Data extract START

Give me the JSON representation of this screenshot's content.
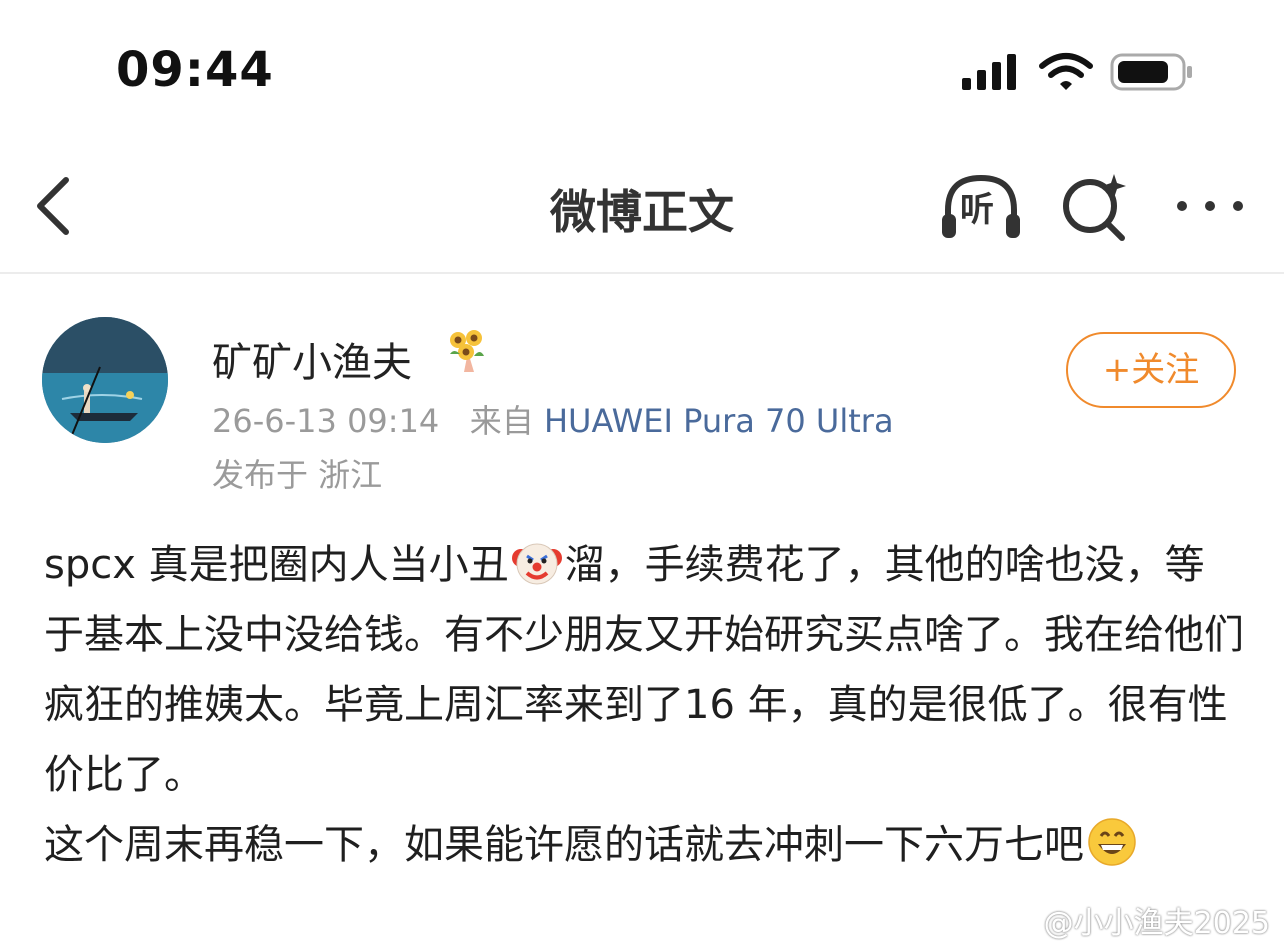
{
  "status_bar": {
    "time": "09:44",
    "icons": [
      "cellular-signal-icon",
      "wifi-icon",
      "battery-icon"
    ]
  },
  "nav": {
    "title": "微博正文",
    "listen_label": "听",
    "icons": [
      "chevron-left-icon",
      "headphones-icon",
      "search-sparkle-icon",
      "more-icon"
    ]
  },
  "post": {
    "author": "矿矿小渔夫",
    "author_badge": "sunflower-bouquet-icon",
    "timestamp": "26-6-13 09:14",
    "source_prefix": "来自",
    "device": "HUAWEI Pura 70 Ultra",
    "location": "发布于 浙江",
    "follow_label": "+关注",
    "paragraphs": [
      {
        "before_emoji": "spcx 真是把圈内人当小丑",
        "emoji": "clown-face-icon",
        "after_emoji": "溜，手续费花了，其他的啥也没，等于基本上没中没给钱。有不少朋友又开始研究买点啥了。我在给他们疯狂的推姨太。毕竟上周汇率来到了16 年，真的是很低了。很有性价比了。"
      },
      {
        "before_emoji": "这个周末再稳一下，如果能许愿的话就去冲刺一下六万七吧",
        "emoji": "grinning-face-icon",
        "after_emoji": ""
      }
    ]
  },
  "watermark": "@小小渔夫2025",
  "colors": {
    "accent": "#f08a2c",
    "device_link": "#4a6a9b",
    "meta": "#9a9a9a",
    "divider": "#ececec"
  }
}
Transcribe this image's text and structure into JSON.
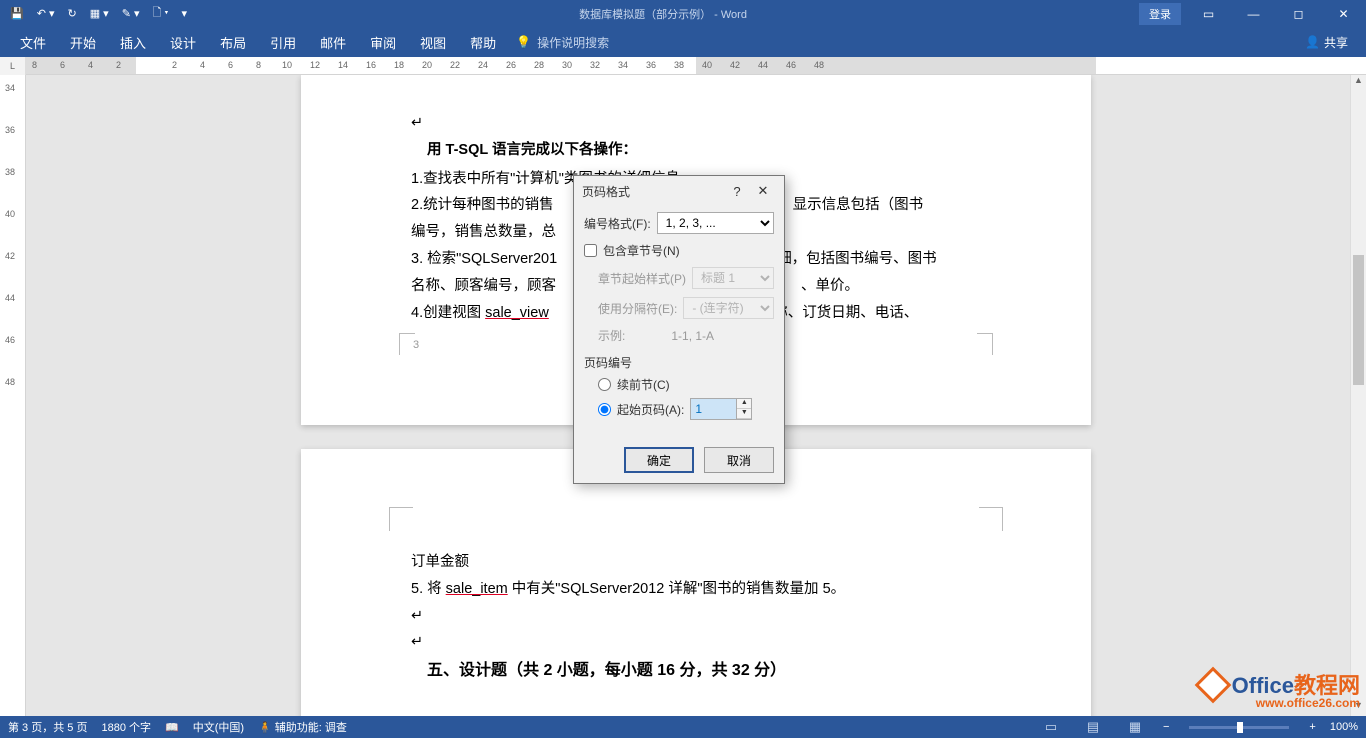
{
  "titlebar": {
    "doc_title": "数据库模拟题（部分示例） - Word",
    "login": "登录"
  },
  "ribbon": {
    "tabs": [
      "文件",
      "开始",
      "插入",
      "设计",
      "布局",
      "引用",
      "邮件",
      "审阅",
      "视图",
      "帮助"
    ],
    "tellme": "操作说明搜索",
    "share": "共享"
  },
  "ruler": {
    "h_left": [
      "8",
      "6",
      "4",
      "2"
    ],
    "h_right": [
      "2",
      "4",
      "6",
      "8",
      "10",
      "12",
      "14",
      "16",
      "18",
      "20",
      "22",
      "24",
      "26",
      "28",
      "30",
      "32",
      "34",
      "36",
      "38",
      "40",
      "42",
      "44",
      "46",
      "48"
    ],
    "v": [
      "34",
      "36",
      "38",
      "40",
      "42",
      "44",
      "46",
      "48"
    ]
  },
  "doc": {
    "heading": "用 T-SQL 语言完成以下各操作：",
    "p1_a": "1.查找表中所有\"计算机\"类图书的详细信息。",
    "p2_a": "2.统计每种图书的销售",
    "p2_b": "价，显示信息包括（图书",
    "p3": "编号，销售总数量，总",
    "p4_a": "3. 检索\"SQLServer201",
    "p4_b": "细，包括图书编号、图书",
    "p5": "名称、顾客编号，顾客",
    "p5_b": "、单价。",
    "p6_a": "4.创建视图 ",
    "p6_u": "sale_view",
    "p6_b": "名称、订货日期、电话、",
    "pagenum_small": "3",
    "p7": "订单金额",
    "p8_a": "5. 将 ",
    "p8_u": "sale_item",
    "p8_b": " 中有关\"SQLServer2012 详解\"图书的销售数量加 5。",
    "heading2": "五、设计题（共 2 小题，每小题 16 分，共 32 分）"
  },
  "dialog": {
    "title": "页码格式",
    "format_label": "编号格式(F):",
    "format_value": "1, 2, 3, ...",
    "include_chapter": "包含章节号(N)",
    "chapter_style_label": "章节起始样式(P)",
    "chapter_style_value": "标题 1",
    "separator_label": "使用分隔符(E):",
    "separator_value": "- (连字符)",
    "example_label": "示例:",
    "example_value": "1-1, 1-A",
    "pagenum_section": "页码编号",
    "continue_label": "续前节(C)",
    "startat_label": "起始页码(A):",
    "startat_value": "1",
    "ok": "确定",
    "cancel": "取消"
  },
  "statusbar": {
    "page": "第 3 页，共 5 页",
    "words": "1880 个字",
    "lang": "中文(中国)",
    "a11y": "辅助功能: 调查",
    "zoom": "100%"
  },
  "watermark": {
    "text1": "Office",
    "text2": "教程网",
    "url": "www.office26.com"
  }
}
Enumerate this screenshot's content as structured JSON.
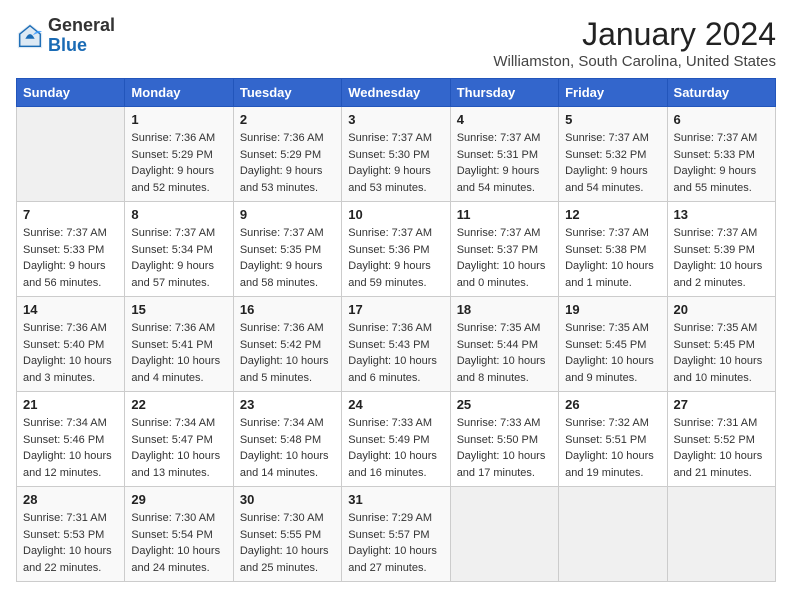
{
  "header": {
    "logo_general": "General",
    "logo_blue": "Blue",
    "month_year": "January 2024",
    "location": "Williamston, South Carolina, United States"
  },
  "days_of_week": [
    "Sunday",
    "Monday",
    "Tuesday",
    "Wednesday",
    "Thursday",
    "Friday",
    "Saturday"
  ],
  "weeks": [
    [
      {
        "num": "",
        "sunrise": "",
        "sunset": "",
        "daylight": ""
      },
      {
        "num": "1",
        "sunrise": "Sunrise: 7:36 AM",
        "sunset": "Sunset: 5:29 PM",
        "daylight": "Daylight: 9 hours and 52 minutes."
      },
      {
        "num": "2",
        "sunrise": "Sunrise: 7:36 AM",
        "sunset": "Sunset: 5:29 PM",
        "daylight": "Daylight: 9 hours and 53 minutes."
      },
      {
        "num": "3",
        "sunrise": "Sunrise: 7:37 AM",
        "sunset": "Sunset: 5:30 PM",
        "daylight": "Daylight: 9 hours and 53 minutes."
      },
      {
        "num": "4",
        "sunrise": "Sunrise: 7:37 AM",
        "sunset": "Sunset: 5:31 PM",
        "daylight": "Daylight: 9 hours and 54 minutes."
      },
      {
        "num": "5",
        "sunrise": "Sunrise: 7:37 AM",
        "sunset": "Sunset: 5:32 PM",
        "daylight": "Daylight: 9 hours and 54 minutes."
      },
      {
        "num": "6",
        "sunrise": "Sunrise: 7:37 AM",
        "sunset": "Sunset: 5:33 PM",
        "daylight": "Daylight: 9 hours and 55 minutes."
      }
    ],
    [
      {
        "num": "7",
        "sunrise": "Sunrise: 7:37 AM",
        "sunset": "Sunset: 5:33 PM",
        "daylight": "Daylight: 9 hours and 56 minutes."
      },
      {
        "num": "8",
        "sunrise": "Sunrise: 7:37 AM",
        "sunset": "Sunset: 5:34 PM",
        "daylight": "Daylight: 9 hours and 57 minutes."
      },
      {
        "num": "9",
        "sunrise": "Sunrise: 7:37 AM",
        "sunset": "Sunset: 5:35 PM",
        "daylight": "Daylight: 9 hours and 58 minutes."
      },
      {
        "num": "10",
        "sunrise": "Sunrise: 7:37 AM",
        "sunset": "Sunset: 5:36 PM",
        "daylight": "Daylight: 9 hours and 59 minutes."
      },
      {
        "num": "11",
        "sunrise": "Sunrise: 7:37 AM",
        "sunset": "Sunset: 5:37 PM",
        "daylight": "Daylight: 10 hours and 0 minutes."
      },
      {
        "num": "12",
        "sunrise": "Sunrise: 7:37 AM",
        "sunset": "Sunset: 5:38 PM",
        "daylight": "Daylight: 10 hours and 1 minute."
      },
      {
        "num": "13",
        "sunrise": "Sunrise: 7:37 AM",
        "sunset": "Sunset: 5:39 PM",
        "daylight": "Daylight: 10 hours and 2 minutes."
      }
    ],
    [
      {
        "num": "14",
        "sunrise": "Sunrise: 7:36 AM",
        "sunset": "Sunset: 5:40 PM",
        "daylight": "Daylight: 10 hours and 3 minutes."
      },
      {
        "num": "15",
        "sunrise": "Sunrise: 7:36 AM",
        "sunset": "Sunset: 5:41 PM",
        "daylight": "Daylight: 10 hours and 4 minutes."
      },
      {
        "num": "16",
        "sunrise": "Sunrise: 7:36 AM",
        "sunset": "Sunset: 5:42 PM",
        "daylight": "Daylight: 10 hours and 5 minutes."
      },
      {
        "num": "17",
        "sunrise": "Sunrise: 7:36 AM",
        "sunset": "Sunset: 5:43 PM",
        "daylight": "Daylight: 10 hours and 6 minutes."
      },
      {
        "num": "18",
        "sunrise": "Sunrise: 7:35 AM",
        "sunset": "Sunset: 5:44 PM",
        "daylight": "Daylight: 10 hours and 8 minutes."
      },
      {
        "num": "19",
        "sunrise": "Sunrise: 7:35 AM",
        "sunset": "Sunset: 5:45 PM",
        "daylight": "Daylight: 10 hours and 9 minutes."
      },
      {
        "num": "20",
        "sunrise": "Sunrise: 7:35 AM",
        "sunset": "Sunset: 5:45 PM",
        "daylight": "Daylight: 10 hours and 10 minutes."
      }
    ],
    [
      {
        "num": "21",
        "sunrise": "Sunrise: 7:34 AM",
        "sunset": "Sunset: 5:46 PM",
        "daylight": "Daylight: 10 hours and 12 minutes."
      },
      {
        "num": "22",
        "sunrise": "Sunrise: 7:34 AM",
        "sunset": "Sunset: 5:47 PM",
        "daylight": "Daylight: 10 hours and 13 minutes."
      },
      {
        "num": "23",
        "sunrise": "Sunrise: 7:34 AM",
        "sunset": "Sunset: 5:48 PM",
        "daylight": "Daylight: 10 hours and 14 minutes."
      },
      {
        "num": "24",
        "sunrise": "Sunrise: 7:33 AM",
        "sunset": "Sunset: 5:49 PM",
        "daylight": "Daylight: 10 hours and 16 minutes."
      },
      {
        "num": "25",
        "sunrise": "Sunrise: 7:33 AM",
        "sunset": "Sunset: 5:50 PM",
        "daylight": "Daylight: 10 hours and 17 minutes."
      },
      {
        "num": "26",
        "sunrise": "Sunrise: 7:32 AM",
        "sunset": "Sunset: 5:51 PM",
        "daylight": "Daylight: 10 hours and 19 minutes."
      },
      {
        "num": "27",
        "sunrise": "Sunrise: 7:31 AM",
        "sunset": "Sunset: 5:52 PM",
        "daylight": "Daylight: 10 hours and 21 minutes."
      }
    ],
    [
      {
        "num": "28",
        "sunrise": "Sunrise: 7:31 AM",
        "sunset": "Sunset: 5:53 PM",
        "daylight": "Daylight: 10 hours and 22 minutes."
      },
      {
        "num": "29",
        "sunrise": "Sunrise: 7:30 AM",
        "sunset": "Sunset: 5:54 PM",
        "daylight": "Daylight: 10 hours and 24 minutes."
      },
      {
        "num": "30",
        "sunrise": "Sunrise: 7:30 AM",
        "sunset": "Sunset: 5:55 PM",
        "daylight": "Daylight: 10 hours and 25 minutes."
      },
      {
        "num": "31",
        "sunrise": "Sunrise: 7:29 AM",
        "sunset": "Sunset: 5:57 PM",
        "daylight": "Daylight: 10 hours and 27 minutes."
      },
      {
        "num": "",
        "sunrise": "",
        "sunset": "",
        "daylight": ""
      },
      {
        "num": "",
        "sunrise": "",
        "sunset": "",
        "daylight": ""
      },
      {
        "num": "",
        "sunrise": "",
        "sunset": "",
        "daylight": ""
      }
    ]
  ]
}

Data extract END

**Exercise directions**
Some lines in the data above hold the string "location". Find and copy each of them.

**Solved problem**
    "location": "发布于 浙江",
    "location": "Williamston, South Carolina, United States"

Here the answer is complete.